**Goal of the exercise**
How many lines below hold "favicon"? Answer with only the number.

Source data:
================

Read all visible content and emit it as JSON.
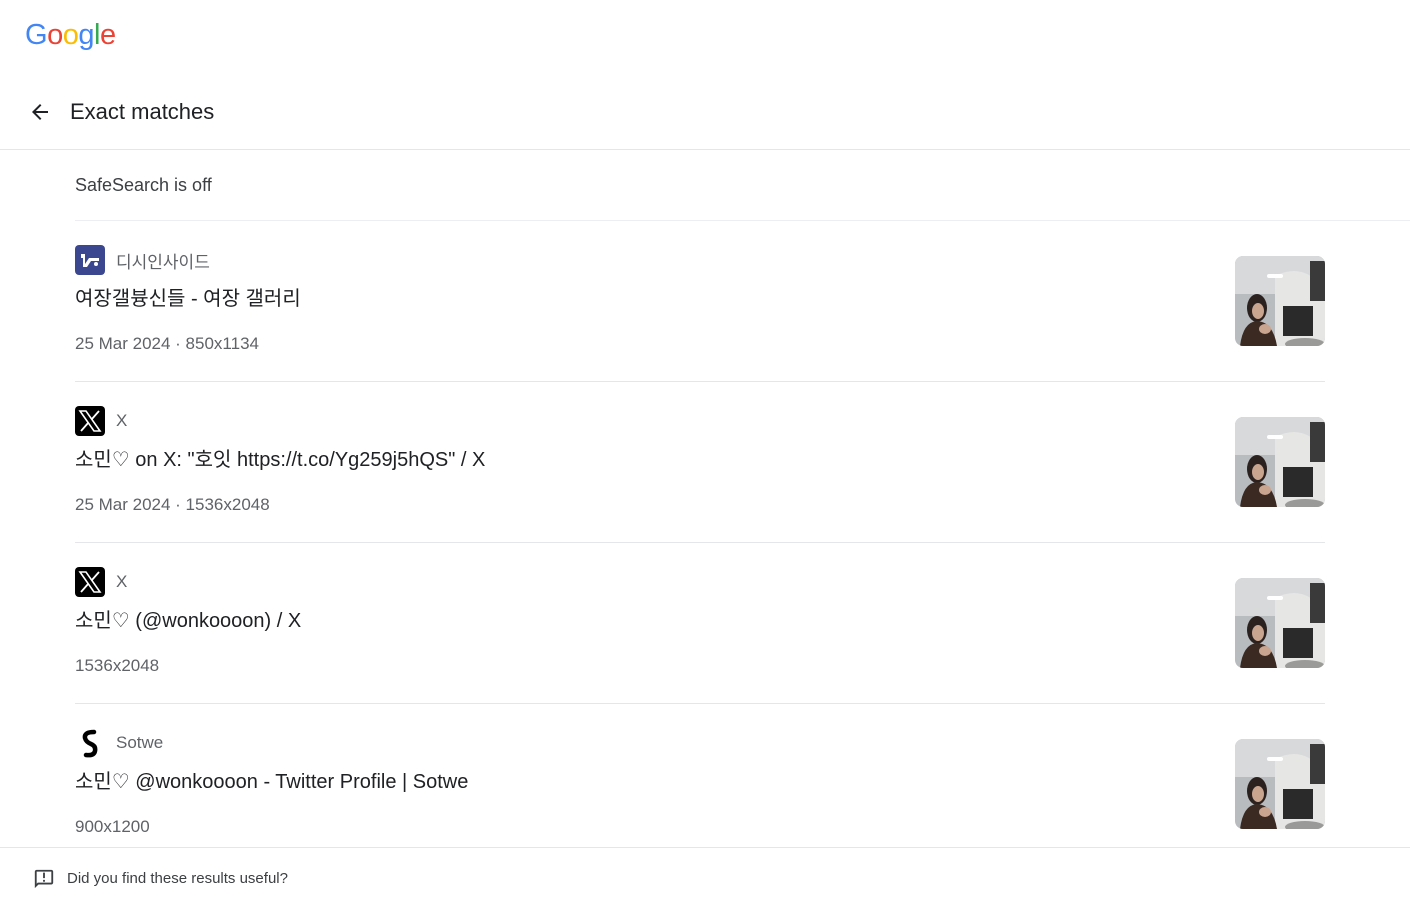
{
  "logo": {
    "letters": [
      "G",
      "o",
      "o",
      "g",
      "l",
      "e"
    ],
    "colors": [
      "#4285F4",
      "#EA4335",
      "#FBBC05",
      "#4285F4",
      "#34A853",
      "#EA4335"
    ]
  },
  "header": {
    "title": "Exact matches",
    "back_icon": "arrow-back-icon"
  },
  "safesearch": {
    "label": "SafeSearch is off"
  },
  "results": [
    {
      "source": "디시인사이드",
      "favicon": "dcinside-icon",
      "title": "여장갤븅신들 - 여장 갤러리",
      "meta": "25 Mar 2024 · 850x1134"
    },
    {
      "source": "X",
      "favicon": "x-logo-icon",
      "title": "소민♡ on X: \"호잇 https://t.co/Yg259j5hQS\" / X",
      "meta": "25 Mar 2024 · 1536x2048"
    },
    {
      "source": "X",
      "favicon": "x-logo-icon",
      "title": "소민♡ (@wonkoooon) / X",
      "meta": "1536x2048"
    },
    {
      "source": "Sotwe",
      "favicon": "sotwe-icon",
      "title": "소민♡ @wonkoooon - Twitter Profile | Sotwe",
      "meta": "900x1200"
    }
  ],
  "footer": {
    "feedback_label": "Did you find these results useful?",
    "feedback_icon": "feedback-icon"
  },
  "colors": {
    "text_primary": "#202124",
    "text_secondary": "#5f6368",
    "divider": "#e4e6e9",
    "dcinside_blue": "#3b4890"
  }
}
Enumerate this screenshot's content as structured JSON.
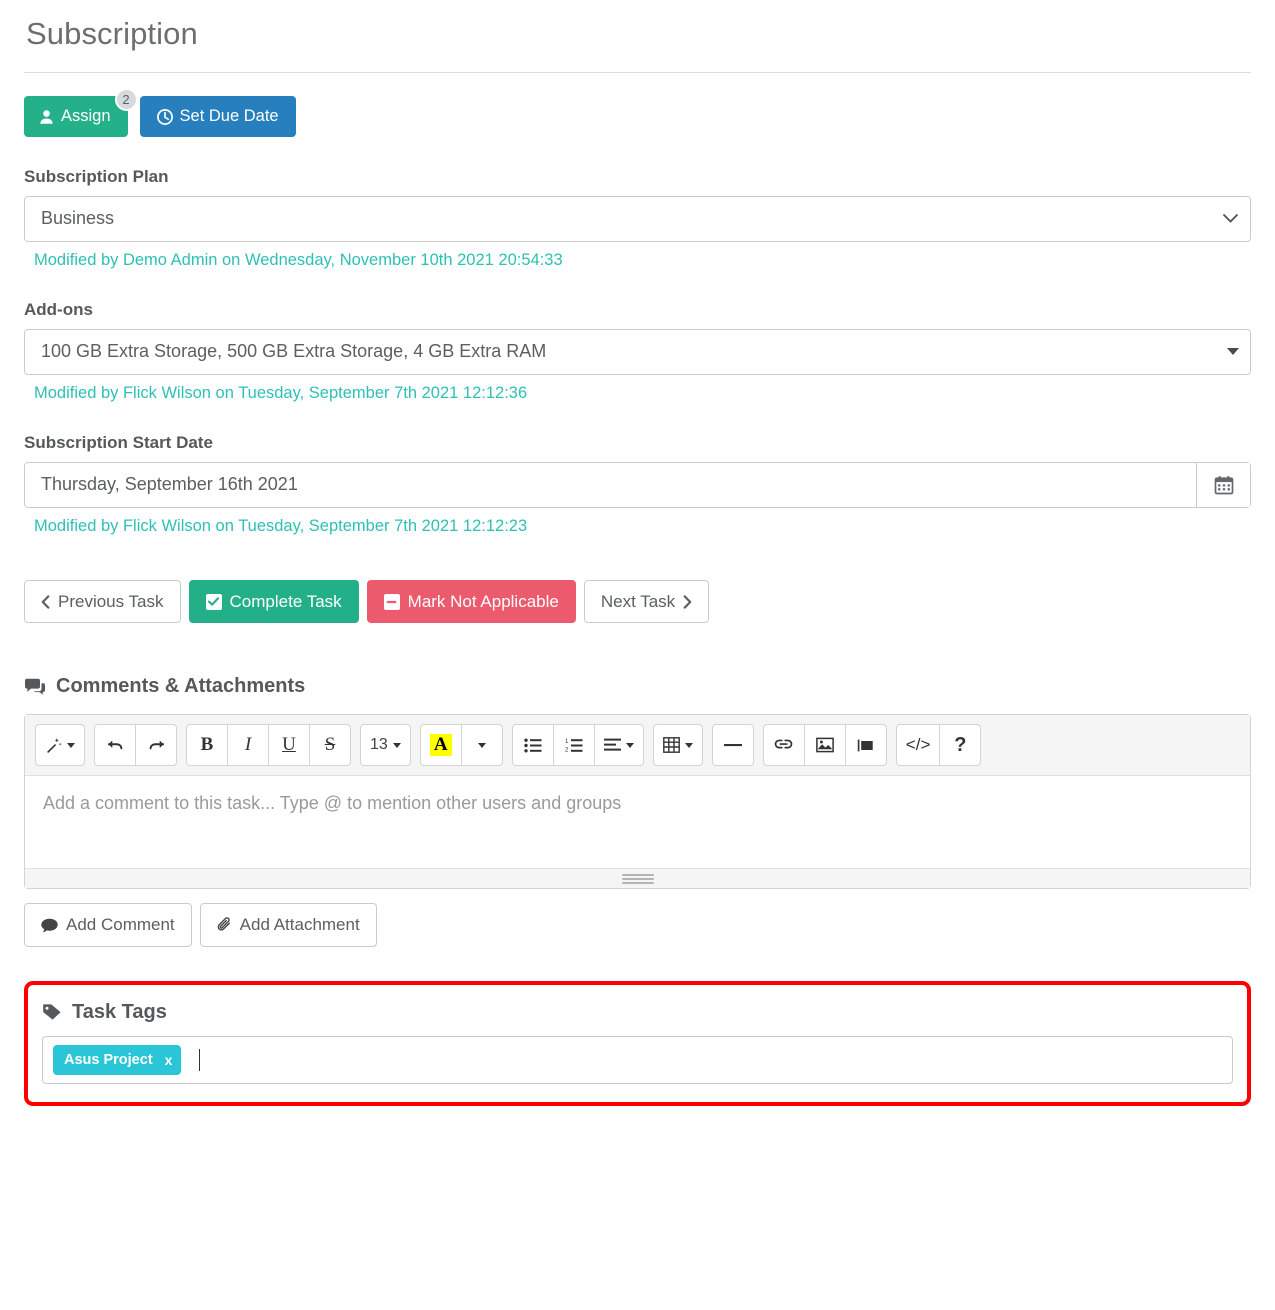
{
  "header": {
    "title": "Subscription"
  },
  "actions": {
    "assign": {
      "label": "Assign",
      "badge": "2",
      "icon": "user-icon",
      "color": "#24b089"
    },
    "set_due_date": {
      "label": "Set Due Date",
      "icon": "clock-icon",
      "color": "#2780bd"
    }
  },
  "fields": [
    {
      "label": "Subscription Plan",
      "value": "Business",
      "control": "select",
      "modified": "Modified by Demo Admin on Wednesday, November 10th 2021 20:54:33"
    },
    {
      "label": "Add-ons",
      "value": "100 GB Extra Storage, 500 GB Extra Storage, 4 GB Extra RAM",
      "control": "multiselect",
      "modified": "Modified by Flick Wilson on Tuesday, September 7th 2021 12:12:36"
    },
    {
      "label": "Subscription Start Date",
      "value": "Thursday, September 16th 2021",
      "control": "date",
      "modified": "Modified by Flick Wilson on Tuesday, September 7th 2021 12:12:23"
    }
  ],
  "task_nav": {
    "previous": "Previous Task",
    "complete": "Complete Task",
    "not_applicable": "Mark Not Applicable",
    "next": "Next Task"
  },
  "comments": {
    "heading": "Comments & Attachments",
    "placeholder": "Add a comment to this task... Type @ to mention other users and groups",
    "font_size": "13",
    "add_comment": "Add Comment",
    "add_attachment": "Add Attachment",
    "toolbar_icons": [
      "magic-wand-icon",
      "undo-icon",
      "redo-icon",
      "bold-icon",
      "italic-icon",
      "underline-icon",
      "strikethrough-icon",
      "font-size-icon",
      "text-color-icon",
      "unordered-list-icon",
      "ordered-list-icon",
      "paragraph-align-icon",
      "table-icon",
      "horizontal-rule-icon",
      "link-icon",
      "image-icon",
      "video-icon",
      "code-view-icon",
      "help-icon"
    ]
  },
  "task_tags": {
    "heading": "Task Tags",
    "icon": "tag-icon",
    "tags": [
      {
        "label": "Asus Project",
        "remove": "x",
        "color": "#2ac6d8"
      }
    ],
    "highlight_color": "#ff0000"
  },
  "colors": {
    "teal": "#24b089",
    "blue": "#2780bd",
    "red": "#ec5a6d",
    "modified_text": "#2fc0b4",
    "chip": "#2ac6d8"
  }
}
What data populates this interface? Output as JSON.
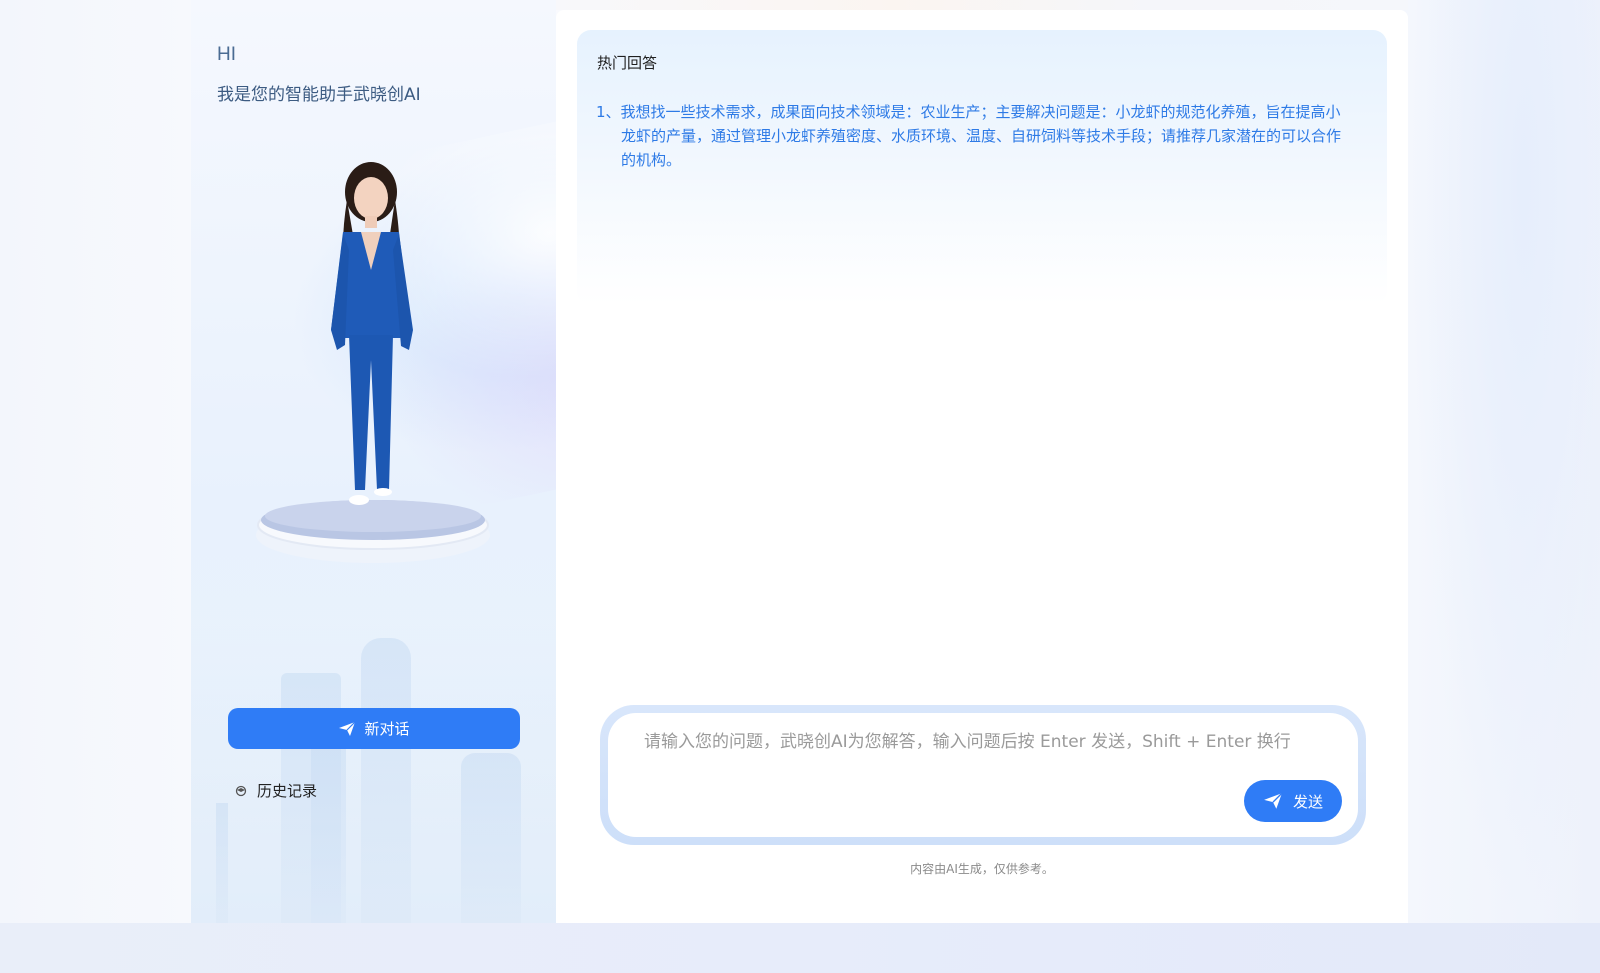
{
  "sidebar": {
    "greeting_hi": "HI",
    "greeting_sub": "我是您的智能助手武晓创AI",
    "new_chat_label": "新对话",
    "history_label": "历史记录"
  },
  "main": {
    "hot_title": "热门回答",
    "hot_items": [
      "1、我想找一些技术需求，成果面向技术领域是：农业生产；主要解决问题是：小龙虾的规范化养殖，旨在提高小龙虾的产量，通过管理小龙虾养殖密度、水质环境、温度、自研饲料等技术手段；请推荐几家潜在的可以合作的机构。"
    ],
    "input_placeholder": "请输入您的问题，武晓创AI为您解答，输入问题后按 Enter 发送，Shift + Enter 换行",
    "send_label": "发送",
    "disclaimer": "内容由AI生成，仅供参考。"
  },
  "colors": {
    "accent": "#2f7cf6",
    "link": "#2d7ae6"
  }
}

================

**Task result**
4